Welcome to the Hotel California: Here's What's Really Happening in the Foursquare Pig Pile
No, Facebook is not in serious talks to buy Foursquare. Yet.
No, Microsoft is not poised to snap up the social location start-up, beyond a cursory should-we-look query to itself. Yet.
No, there is no longer a crazy bidding war going on among major venture players in Silicon Valley, all waiting with bated breath for Foursquare founder and CEO Dennis Crowley to make a decision about which of them he will deign to take a big pile of money from.
In fact, Andreessen Horowitz partner Ben Horowitz was entirely correct when he told BoomTown in an interview earlier this week that his firm was dropping out of the race to fund the company:
“This is playing out too much in public and clearly someone has an interesting agenda here, so this is not something we want to participate in.”

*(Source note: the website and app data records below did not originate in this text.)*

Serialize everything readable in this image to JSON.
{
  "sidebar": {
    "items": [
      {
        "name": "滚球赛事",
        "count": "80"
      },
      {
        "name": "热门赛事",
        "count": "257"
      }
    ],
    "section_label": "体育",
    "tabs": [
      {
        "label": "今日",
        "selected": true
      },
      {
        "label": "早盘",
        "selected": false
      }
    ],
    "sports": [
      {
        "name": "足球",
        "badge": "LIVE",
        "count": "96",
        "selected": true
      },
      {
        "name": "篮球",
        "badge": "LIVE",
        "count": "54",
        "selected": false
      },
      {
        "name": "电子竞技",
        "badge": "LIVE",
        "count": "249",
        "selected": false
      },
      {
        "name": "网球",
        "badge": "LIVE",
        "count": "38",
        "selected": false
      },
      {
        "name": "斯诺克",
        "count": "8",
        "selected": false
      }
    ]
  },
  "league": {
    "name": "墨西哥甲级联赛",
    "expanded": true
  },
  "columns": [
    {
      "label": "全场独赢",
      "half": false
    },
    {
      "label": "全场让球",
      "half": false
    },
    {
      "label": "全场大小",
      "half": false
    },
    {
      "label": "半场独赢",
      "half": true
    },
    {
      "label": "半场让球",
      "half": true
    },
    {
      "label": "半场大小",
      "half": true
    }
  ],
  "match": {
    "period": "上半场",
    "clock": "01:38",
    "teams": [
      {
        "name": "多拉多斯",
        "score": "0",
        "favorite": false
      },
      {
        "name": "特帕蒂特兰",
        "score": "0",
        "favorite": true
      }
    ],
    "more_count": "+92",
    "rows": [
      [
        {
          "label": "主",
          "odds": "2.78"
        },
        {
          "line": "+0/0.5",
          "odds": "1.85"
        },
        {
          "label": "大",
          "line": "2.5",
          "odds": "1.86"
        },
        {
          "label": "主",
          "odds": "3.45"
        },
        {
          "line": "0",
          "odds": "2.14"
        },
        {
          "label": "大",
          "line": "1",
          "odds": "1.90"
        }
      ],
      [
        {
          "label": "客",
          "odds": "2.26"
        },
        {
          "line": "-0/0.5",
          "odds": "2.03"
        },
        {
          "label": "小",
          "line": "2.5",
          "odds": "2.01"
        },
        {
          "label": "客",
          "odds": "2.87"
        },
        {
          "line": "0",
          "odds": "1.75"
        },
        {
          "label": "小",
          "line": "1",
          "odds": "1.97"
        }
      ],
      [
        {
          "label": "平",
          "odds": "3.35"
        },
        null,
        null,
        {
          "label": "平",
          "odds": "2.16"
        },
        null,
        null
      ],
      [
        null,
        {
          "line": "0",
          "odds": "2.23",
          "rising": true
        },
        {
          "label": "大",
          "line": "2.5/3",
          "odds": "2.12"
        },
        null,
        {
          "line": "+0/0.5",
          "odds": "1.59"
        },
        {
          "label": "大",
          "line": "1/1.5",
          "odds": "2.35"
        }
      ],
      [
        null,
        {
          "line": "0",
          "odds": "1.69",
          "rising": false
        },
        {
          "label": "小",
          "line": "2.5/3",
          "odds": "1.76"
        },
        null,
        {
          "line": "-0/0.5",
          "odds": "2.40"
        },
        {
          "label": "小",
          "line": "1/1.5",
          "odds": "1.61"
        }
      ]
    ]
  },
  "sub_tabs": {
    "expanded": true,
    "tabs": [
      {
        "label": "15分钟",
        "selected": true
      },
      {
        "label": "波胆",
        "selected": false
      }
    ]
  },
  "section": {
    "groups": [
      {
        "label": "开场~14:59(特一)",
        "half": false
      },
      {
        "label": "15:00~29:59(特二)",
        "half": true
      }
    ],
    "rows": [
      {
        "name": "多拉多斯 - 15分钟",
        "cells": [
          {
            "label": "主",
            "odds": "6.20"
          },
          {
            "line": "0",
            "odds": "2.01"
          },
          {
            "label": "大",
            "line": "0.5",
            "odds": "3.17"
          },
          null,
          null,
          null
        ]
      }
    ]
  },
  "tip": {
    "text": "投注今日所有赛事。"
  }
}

Interesting indeed, although cloddish is probably a better word for what the simple process of deciding on funding versus selling has turned into.
New York-based Foursquare, which hit one million users yesterday and is unprofitable, lets its users “check in” from a variety of locations.
It’s an innovative and entertaining concept and a lot of fun, unless you are among those trying to do a deal with Foursquare.
From VCs to Facebook to Yahoo (YHOO)–the only serious bid to acquire Foursquare so far–sources close to every single player mentioned in the hubbub around the start-up expressed stupefaction about the confusion Crowley’s endless Hamlet act has resulted in.
And, in no small measure, annoyance too.
“It’s hard to make rivals all agree on one thing,” said one person close to the situation. “But this just became a pig pile.”
Indeed, that was the impetus for Horowitz speaking on the record about the experience of dealing with Foursquare, a move that was unprecedented.
“If the process was changed, we still like the company,” said Horowitz. “But since it has been long and undefined, it is prone to manipulation.”
While some have suggested that this was just sour grapes on the part of Andreessen Horowitz because Foursquare decided to pass on a lower funding offer it made, others involved–including rival VCs–applauded the move.
“Foursquare is being just as vague and unclear to us, which I think means they don’t know what they want,” said one VC, who has been considering funding it. “No one minds losing out to someone else, as much as feeling like you’re being played.”
The game got another boost today by rumors that Facebook is intently interested in buying Foursquare and delayed its announcement of location features at its f8 conference Wednesday because the social networking site did not want to scotch the impending deal.
What is true is that Crowley has been to visit Facebook execs, including CEO Mark Zuckerberg, and there were only cursory discussions about a range of possible ways to work together, including a plan to federate third-party location services at the social networking giant.
Also, why not meet?
“It’s was a free look,” said one person with knowledge of the chitchat, the kind that happen all the time between Facebook and companies. “You always say yes when people want to talk, because you can learn a lot.”
As to a purchase: Unlikely at the price of $100 million-plus that Yahoo offered, if ever.
“Yahoo needs a solution in the mobile location and local space, because they have nothing,” said another source of the build-or-buy decision. “Facebook has all the tools it needs, as well as 500 million users used to updating their statuses, so what Foursquare is doing is not hard to replicate.”
As for Microsoft (MSFT), sources said, it, as well as companies like Nokia (NOK), simply have had their interest piqued by all the noise surrounding Foursquare.
That is also typical around hot start-ups, and perhaps more so with Microsoft, since it recently signed a deal with Foursquare to integrate its customer data with the Bing search service’s map apps.
So what’s left? Well, Silicon Valley VCs, of course, who are always interested in a deal.
Despite negligible revenue, Foursquare raised $1.35 million last August, valuing it at $6 million.
Foursquare’s current VCs include O’Reilly AlphaTech Ventures and Union Square Ventures, as well as a spate of well-known angel investors.
New VC valuations have hovered from $50 million to $80 million.
But both Accel Partners and Redpoint Ventures, sources said, do not have active talks going on with Foursquare.
One wild card: Free-spending Russian moneybags Digital Sky Technologies, which has already sunk copious funds into Facebook and games powerhouse Zynga.
For certain, after Andreessen Horowitz pulled out, the last one standing seems to be Gideon Yu of Khosla Ventures.
And while the eager firm has made an offer, sources said, it has yet to hear back from Foursquare, which is taking its sweet time mulling things over, which can’t make Yu happy either.
In other words, mangling the old Eagles song, “Hotel California”: You can check in any time you like, but you can never leave.
So while Crowley searches for the most lucrative exit, let’s enjoy the Eagles classic in this video: